Open Source, Open Startup, Open Salaries, Open Mind, Open Heart
Being fully open source is not the only thing that makes this organization unique compared to existing alternatives.
We're big evangelists of the Open Startup philosophy of publicly showing our core KPIs and company-related metrics, such as growth metrics, equal employer opportunity data and salaries.
With open salaries, we intend to bring clarity, transparency, and fairness to a historically opaque industry.
We fundamentally believe salaries are a function of seniority, impact on an organization, and outcomes–not based on personal living costs.
Salaries and hourly rates for freelancers are opt-in, which means if a team member doesn’t feel comfortable being public with this sensitive information (often for very good reason), they’re never forced to publish it.
Contrarian to most advice out there, the reception inside of the team has been incredibly positive. Transparency reduces jealousy, increases fairness, and promotes racial and gender equality.
We believe your compensation at any organization should be based purely on meritocracy and what you bring to the table. No manager should know, nor care about your living standards and personal lifestyle.
Our company was born on the web and lives on the web. Our team is fully distributed and works online. We have no physical headquarter and don’t plan to have one. We’re all citizens of the web and thereby equal.
Don’t let people tell you otherwise, but your compensation will always be transactional. And the fairest transaction is money for work.
If the work is of equal quality, it is only fair to pay equal dinero.
We don’t care if you wrote the line of code in Costa Rica, Sweden, or Portugal.
Work = Money.
Here're reasons why you should not join
- we are a young and fast moving startup with a high pace of execution and expectations
- you disagree with our open policies
- you don't like to build in public
- you live in an area of extemely high costs of living
If you find other reasons not to join, please email us email@example.com.
However, if you like to work on open scheduling, please apply. We’re looking for people who are passionate about open-source, open data, and accessibility and who want to work on the truly important infrastructure of the web with maximum impact if done right.
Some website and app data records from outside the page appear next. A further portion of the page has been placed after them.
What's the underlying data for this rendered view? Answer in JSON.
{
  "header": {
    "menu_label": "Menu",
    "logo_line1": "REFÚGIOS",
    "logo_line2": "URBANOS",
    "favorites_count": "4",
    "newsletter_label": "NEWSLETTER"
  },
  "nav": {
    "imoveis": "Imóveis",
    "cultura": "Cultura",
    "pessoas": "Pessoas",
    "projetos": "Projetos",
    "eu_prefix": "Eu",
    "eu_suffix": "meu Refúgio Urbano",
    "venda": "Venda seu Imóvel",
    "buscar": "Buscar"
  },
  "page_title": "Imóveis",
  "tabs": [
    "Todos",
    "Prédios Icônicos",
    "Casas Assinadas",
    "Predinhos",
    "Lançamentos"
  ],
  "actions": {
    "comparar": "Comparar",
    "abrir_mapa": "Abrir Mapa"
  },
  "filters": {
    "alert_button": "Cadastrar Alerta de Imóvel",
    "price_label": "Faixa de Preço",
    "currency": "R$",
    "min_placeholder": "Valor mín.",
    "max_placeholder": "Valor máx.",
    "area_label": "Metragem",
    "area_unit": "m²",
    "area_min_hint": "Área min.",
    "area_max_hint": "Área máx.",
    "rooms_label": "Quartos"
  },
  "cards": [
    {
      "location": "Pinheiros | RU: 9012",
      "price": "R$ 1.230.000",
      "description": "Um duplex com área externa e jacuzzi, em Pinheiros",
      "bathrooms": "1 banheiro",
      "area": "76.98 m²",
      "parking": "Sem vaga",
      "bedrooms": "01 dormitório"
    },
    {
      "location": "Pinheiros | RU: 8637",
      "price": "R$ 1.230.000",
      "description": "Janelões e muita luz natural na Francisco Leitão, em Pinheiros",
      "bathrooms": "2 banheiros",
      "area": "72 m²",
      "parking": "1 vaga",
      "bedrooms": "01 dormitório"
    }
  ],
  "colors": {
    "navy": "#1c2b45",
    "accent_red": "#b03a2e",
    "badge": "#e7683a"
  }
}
Thank you for reading and being part of this community,
Peer, Bailey and the Team